**EXERCISE**. Every line below that has the string "chevron" needs to be copied.
(WORKING DATA)
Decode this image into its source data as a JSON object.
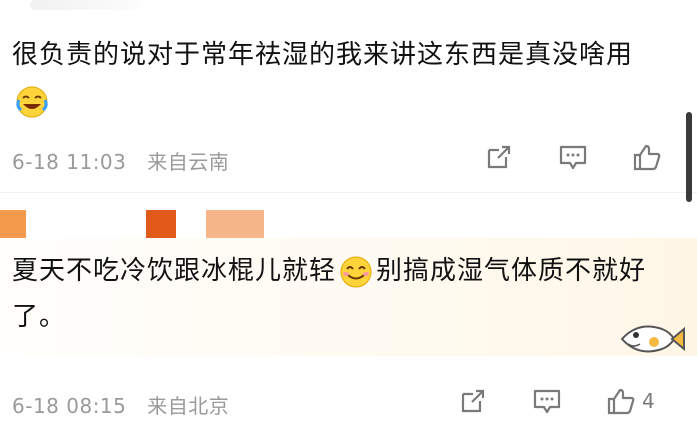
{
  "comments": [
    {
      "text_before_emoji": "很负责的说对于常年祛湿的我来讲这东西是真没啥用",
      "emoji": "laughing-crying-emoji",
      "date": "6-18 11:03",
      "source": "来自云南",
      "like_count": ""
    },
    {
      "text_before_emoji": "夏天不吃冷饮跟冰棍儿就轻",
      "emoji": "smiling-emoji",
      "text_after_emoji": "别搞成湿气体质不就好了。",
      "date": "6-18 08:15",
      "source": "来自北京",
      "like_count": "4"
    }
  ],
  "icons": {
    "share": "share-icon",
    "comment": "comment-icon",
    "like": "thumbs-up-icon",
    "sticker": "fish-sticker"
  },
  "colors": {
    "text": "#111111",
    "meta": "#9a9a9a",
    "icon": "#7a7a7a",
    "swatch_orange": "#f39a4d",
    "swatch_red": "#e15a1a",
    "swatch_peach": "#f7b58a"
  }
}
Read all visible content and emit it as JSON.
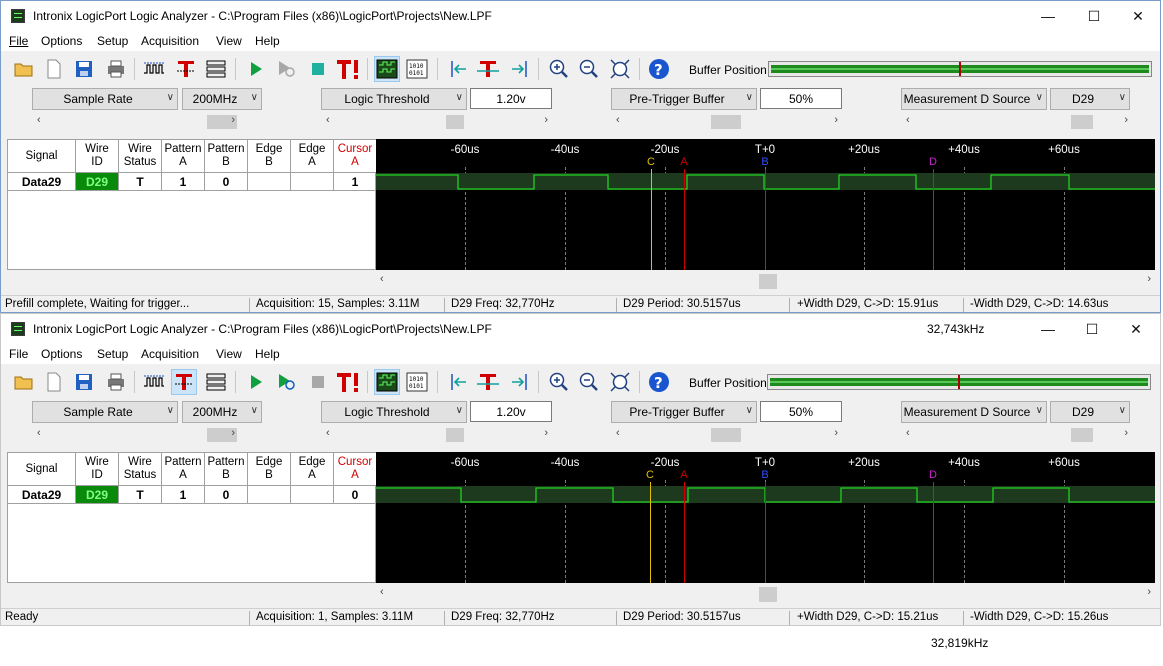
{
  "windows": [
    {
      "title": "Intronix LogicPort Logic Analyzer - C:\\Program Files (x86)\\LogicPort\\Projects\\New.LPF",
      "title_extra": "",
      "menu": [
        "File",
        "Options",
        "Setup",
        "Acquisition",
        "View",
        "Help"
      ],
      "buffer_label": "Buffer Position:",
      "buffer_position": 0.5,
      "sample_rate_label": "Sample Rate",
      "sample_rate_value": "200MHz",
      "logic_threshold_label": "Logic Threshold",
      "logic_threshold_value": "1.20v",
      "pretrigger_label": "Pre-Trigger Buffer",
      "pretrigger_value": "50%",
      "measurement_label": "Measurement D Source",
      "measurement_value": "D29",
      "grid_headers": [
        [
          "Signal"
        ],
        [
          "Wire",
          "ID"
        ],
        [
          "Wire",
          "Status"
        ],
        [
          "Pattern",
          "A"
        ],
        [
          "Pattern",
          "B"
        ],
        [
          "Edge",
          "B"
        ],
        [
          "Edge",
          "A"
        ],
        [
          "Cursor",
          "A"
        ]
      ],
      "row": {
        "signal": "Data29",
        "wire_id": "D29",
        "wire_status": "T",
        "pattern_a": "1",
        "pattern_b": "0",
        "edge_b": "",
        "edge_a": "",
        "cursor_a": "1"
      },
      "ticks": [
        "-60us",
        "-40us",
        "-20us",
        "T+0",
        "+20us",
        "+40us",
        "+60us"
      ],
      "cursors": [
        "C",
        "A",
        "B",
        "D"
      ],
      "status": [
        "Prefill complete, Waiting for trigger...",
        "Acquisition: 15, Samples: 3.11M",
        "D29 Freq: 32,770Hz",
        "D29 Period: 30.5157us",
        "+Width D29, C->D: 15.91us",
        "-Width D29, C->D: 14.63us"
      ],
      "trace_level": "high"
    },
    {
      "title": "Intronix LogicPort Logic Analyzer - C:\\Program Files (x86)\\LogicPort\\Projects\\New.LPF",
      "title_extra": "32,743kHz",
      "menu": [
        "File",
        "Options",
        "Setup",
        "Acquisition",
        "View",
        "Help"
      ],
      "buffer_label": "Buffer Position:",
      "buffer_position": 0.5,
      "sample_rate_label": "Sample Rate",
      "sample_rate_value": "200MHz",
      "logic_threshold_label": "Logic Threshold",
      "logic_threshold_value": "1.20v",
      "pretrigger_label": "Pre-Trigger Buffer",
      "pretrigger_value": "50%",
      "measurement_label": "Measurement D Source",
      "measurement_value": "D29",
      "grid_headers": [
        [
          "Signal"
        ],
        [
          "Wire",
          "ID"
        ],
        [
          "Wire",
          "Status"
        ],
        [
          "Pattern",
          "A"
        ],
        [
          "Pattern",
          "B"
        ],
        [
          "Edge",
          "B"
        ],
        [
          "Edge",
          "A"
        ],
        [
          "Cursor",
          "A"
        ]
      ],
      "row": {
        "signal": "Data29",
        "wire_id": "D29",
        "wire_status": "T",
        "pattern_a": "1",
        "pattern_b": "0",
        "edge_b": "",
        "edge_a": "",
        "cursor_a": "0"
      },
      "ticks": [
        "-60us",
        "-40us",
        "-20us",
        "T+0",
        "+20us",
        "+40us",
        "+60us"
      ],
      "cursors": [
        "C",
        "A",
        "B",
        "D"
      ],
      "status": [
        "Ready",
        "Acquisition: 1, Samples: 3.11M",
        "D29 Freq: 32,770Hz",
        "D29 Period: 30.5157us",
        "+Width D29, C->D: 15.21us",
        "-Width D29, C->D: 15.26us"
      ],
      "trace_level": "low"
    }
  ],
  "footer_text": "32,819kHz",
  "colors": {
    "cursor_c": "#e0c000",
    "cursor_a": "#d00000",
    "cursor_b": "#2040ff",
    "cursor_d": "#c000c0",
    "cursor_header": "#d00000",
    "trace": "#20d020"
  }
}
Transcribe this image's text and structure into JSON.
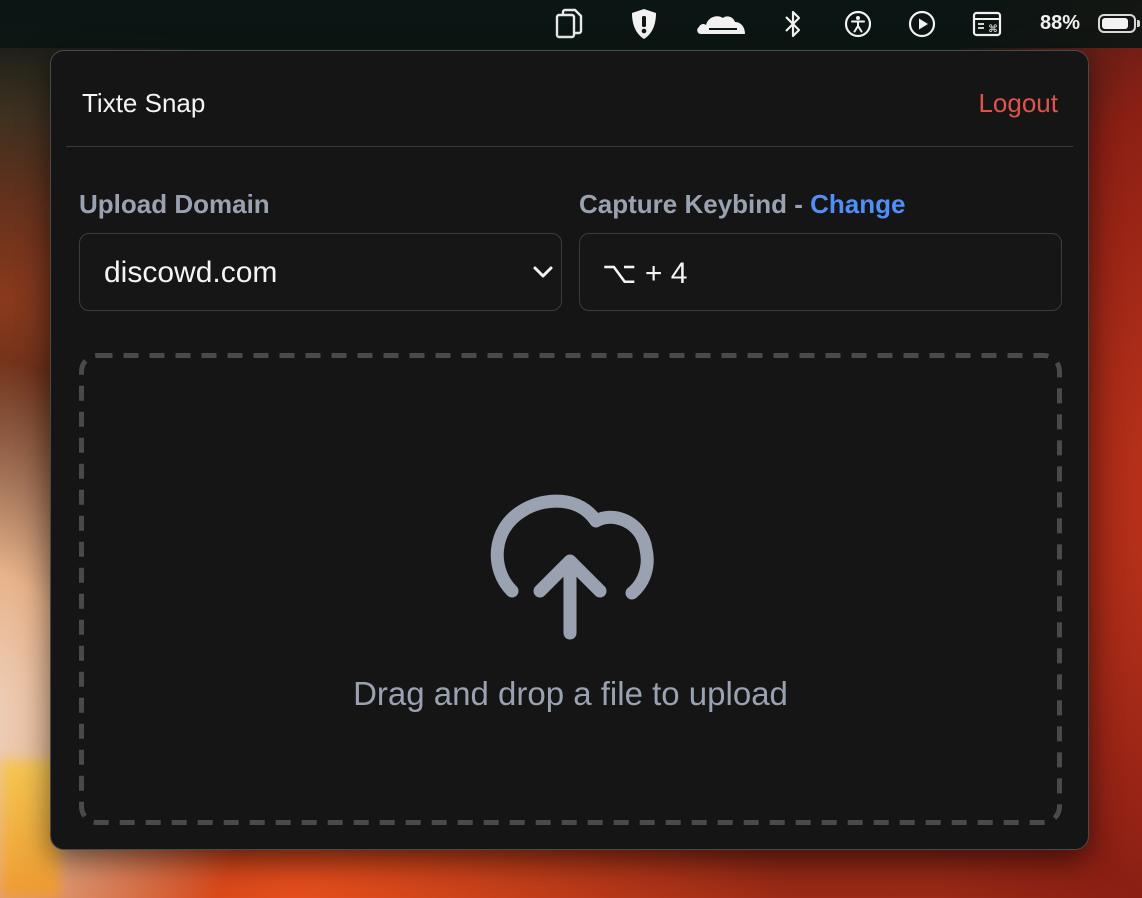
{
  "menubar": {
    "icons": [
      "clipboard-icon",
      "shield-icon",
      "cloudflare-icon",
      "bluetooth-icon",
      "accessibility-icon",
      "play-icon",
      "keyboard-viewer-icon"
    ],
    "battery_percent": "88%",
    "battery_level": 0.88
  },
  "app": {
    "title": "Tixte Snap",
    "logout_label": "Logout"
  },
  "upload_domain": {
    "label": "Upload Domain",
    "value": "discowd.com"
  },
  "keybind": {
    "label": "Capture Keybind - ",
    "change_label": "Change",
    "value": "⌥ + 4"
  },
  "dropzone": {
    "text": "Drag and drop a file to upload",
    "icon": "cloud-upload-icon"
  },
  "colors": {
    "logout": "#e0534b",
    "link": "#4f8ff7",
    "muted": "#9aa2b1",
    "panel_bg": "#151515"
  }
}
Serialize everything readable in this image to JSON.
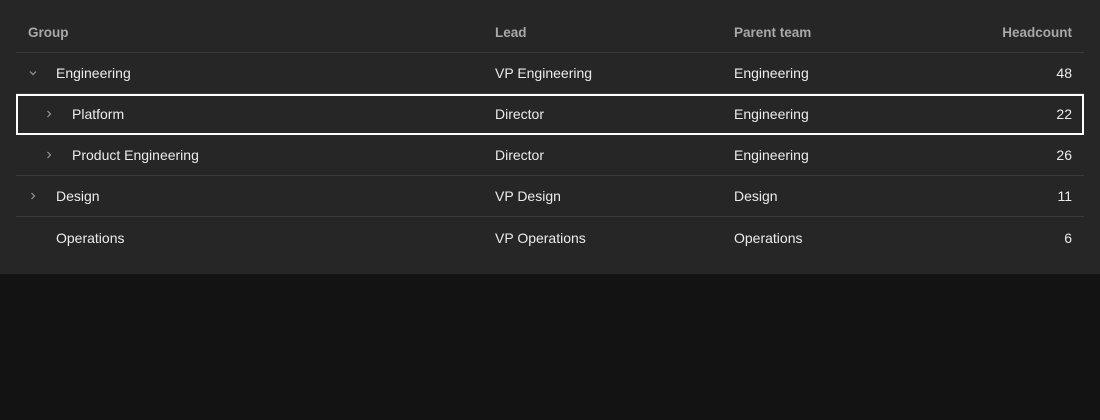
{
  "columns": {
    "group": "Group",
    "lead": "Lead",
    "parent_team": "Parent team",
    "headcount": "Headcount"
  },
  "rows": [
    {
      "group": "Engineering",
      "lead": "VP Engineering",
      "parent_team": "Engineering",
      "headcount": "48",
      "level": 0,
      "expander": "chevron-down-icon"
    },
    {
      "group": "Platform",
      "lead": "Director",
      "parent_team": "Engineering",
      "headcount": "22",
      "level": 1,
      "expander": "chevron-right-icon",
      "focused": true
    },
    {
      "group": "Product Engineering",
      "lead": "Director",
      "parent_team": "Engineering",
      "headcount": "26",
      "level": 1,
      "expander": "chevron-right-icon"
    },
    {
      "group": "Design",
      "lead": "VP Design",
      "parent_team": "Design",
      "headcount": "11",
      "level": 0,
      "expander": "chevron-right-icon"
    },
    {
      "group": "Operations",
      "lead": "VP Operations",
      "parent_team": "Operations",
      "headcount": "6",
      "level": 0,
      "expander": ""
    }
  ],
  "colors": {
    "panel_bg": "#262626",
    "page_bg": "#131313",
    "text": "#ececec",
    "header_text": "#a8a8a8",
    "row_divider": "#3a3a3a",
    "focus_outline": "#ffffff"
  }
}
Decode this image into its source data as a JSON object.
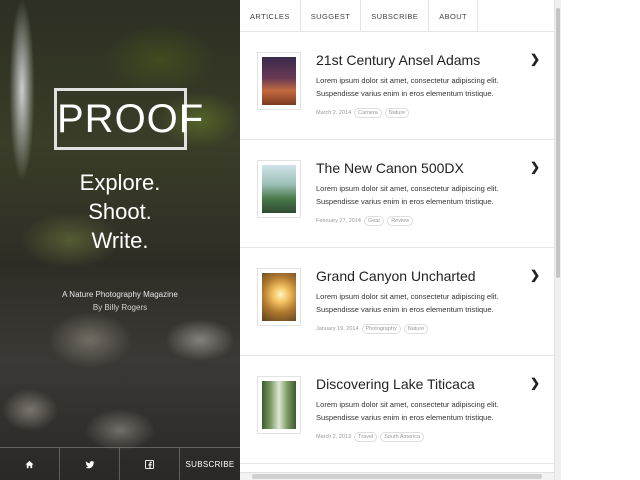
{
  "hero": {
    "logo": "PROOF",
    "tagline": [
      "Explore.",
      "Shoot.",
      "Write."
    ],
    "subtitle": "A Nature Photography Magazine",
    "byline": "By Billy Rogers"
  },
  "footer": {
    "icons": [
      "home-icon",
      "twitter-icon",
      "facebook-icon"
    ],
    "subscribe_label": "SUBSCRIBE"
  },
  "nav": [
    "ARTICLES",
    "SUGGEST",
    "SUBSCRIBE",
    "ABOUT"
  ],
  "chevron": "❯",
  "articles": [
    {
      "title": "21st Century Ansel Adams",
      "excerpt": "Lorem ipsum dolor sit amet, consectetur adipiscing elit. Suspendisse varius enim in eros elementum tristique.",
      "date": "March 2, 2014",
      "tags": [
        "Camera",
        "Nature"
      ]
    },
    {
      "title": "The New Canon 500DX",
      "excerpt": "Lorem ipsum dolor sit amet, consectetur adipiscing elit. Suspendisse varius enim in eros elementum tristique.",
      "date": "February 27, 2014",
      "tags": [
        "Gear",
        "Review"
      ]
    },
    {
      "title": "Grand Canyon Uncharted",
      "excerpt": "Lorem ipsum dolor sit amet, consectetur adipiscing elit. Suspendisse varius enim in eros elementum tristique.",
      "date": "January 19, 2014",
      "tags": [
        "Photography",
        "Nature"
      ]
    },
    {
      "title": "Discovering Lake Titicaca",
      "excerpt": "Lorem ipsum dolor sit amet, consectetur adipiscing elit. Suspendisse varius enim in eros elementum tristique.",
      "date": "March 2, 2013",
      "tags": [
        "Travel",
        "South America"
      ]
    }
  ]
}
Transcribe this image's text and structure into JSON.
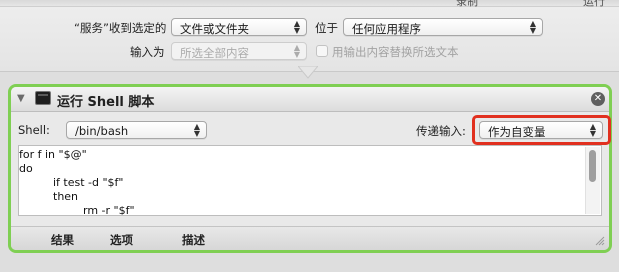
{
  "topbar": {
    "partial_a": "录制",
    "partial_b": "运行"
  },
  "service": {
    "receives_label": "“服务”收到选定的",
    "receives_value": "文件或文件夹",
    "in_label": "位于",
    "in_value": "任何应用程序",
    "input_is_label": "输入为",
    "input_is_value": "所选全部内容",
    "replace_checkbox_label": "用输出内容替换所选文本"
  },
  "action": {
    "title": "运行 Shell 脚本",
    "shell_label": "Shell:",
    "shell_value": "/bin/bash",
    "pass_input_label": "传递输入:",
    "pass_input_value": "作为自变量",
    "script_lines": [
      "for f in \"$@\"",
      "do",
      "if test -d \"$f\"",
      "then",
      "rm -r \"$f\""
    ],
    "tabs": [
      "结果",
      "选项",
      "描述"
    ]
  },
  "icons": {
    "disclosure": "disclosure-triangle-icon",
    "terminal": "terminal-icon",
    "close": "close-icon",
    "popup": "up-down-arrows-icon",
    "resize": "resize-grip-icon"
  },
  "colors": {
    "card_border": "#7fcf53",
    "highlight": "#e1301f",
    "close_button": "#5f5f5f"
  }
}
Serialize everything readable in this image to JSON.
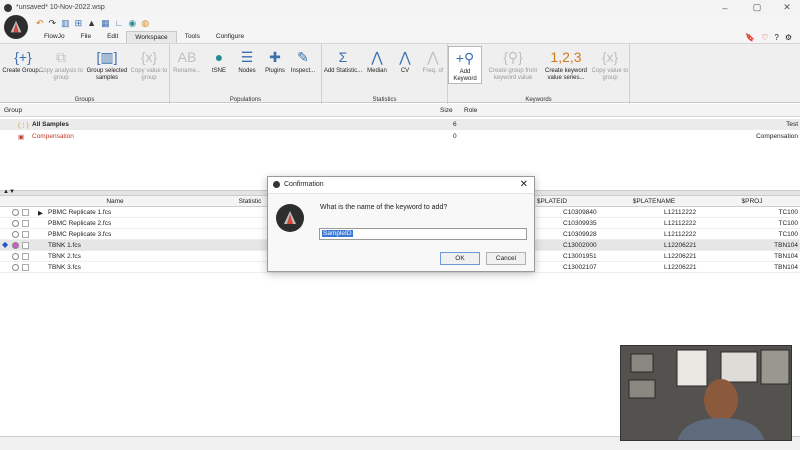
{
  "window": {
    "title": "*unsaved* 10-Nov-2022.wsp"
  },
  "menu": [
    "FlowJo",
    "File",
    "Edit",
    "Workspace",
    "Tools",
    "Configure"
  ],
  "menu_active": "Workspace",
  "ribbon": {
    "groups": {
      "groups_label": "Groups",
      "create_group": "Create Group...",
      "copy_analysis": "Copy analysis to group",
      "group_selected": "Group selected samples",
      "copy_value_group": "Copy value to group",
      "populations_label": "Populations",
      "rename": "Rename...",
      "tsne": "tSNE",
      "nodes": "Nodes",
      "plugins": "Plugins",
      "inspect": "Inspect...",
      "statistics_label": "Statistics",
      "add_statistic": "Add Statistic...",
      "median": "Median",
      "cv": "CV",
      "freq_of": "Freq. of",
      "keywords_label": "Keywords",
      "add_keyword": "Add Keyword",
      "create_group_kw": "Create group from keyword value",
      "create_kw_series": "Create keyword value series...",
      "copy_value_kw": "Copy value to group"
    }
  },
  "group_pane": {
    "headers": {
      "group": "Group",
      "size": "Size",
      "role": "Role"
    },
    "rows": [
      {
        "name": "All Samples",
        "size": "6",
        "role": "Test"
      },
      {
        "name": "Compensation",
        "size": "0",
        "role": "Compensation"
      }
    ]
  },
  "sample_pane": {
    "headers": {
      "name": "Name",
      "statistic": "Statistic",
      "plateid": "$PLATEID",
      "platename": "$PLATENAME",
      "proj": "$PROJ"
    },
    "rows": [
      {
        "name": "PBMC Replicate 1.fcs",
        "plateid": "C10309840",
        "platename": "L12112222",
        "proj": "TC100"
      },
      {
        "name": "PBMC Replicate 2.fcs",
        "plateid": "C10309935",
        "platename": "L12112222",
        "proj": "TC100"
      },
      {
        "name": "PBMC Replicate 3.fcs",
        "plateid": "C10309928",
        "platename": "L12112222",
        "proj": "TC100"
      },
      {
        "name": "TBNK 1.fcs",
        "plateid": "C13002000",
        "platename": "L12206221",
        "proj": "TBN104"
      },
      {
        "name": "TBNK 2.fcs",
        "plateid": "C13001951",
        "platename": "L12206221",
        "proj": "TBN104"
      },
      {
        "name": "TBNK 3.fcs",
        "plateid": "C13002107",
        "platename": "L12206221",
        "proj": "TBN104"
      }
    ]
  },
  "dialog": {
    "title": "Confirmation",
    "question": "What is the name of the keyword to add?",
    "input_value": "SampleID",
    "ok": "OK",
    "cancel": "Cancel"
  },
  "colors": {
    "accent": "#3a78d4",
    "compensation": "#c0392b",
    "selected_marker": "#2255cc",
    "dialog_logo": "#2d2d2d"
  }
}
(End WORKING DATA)
**TASK SOLUTION**.
      "expander": "chevron-down-icon"
      "expander": "chevron-right-icon",
      "expander": "chevron-right-icon"
      "expander": "chevron-right-icon"
  "chevron": "❯",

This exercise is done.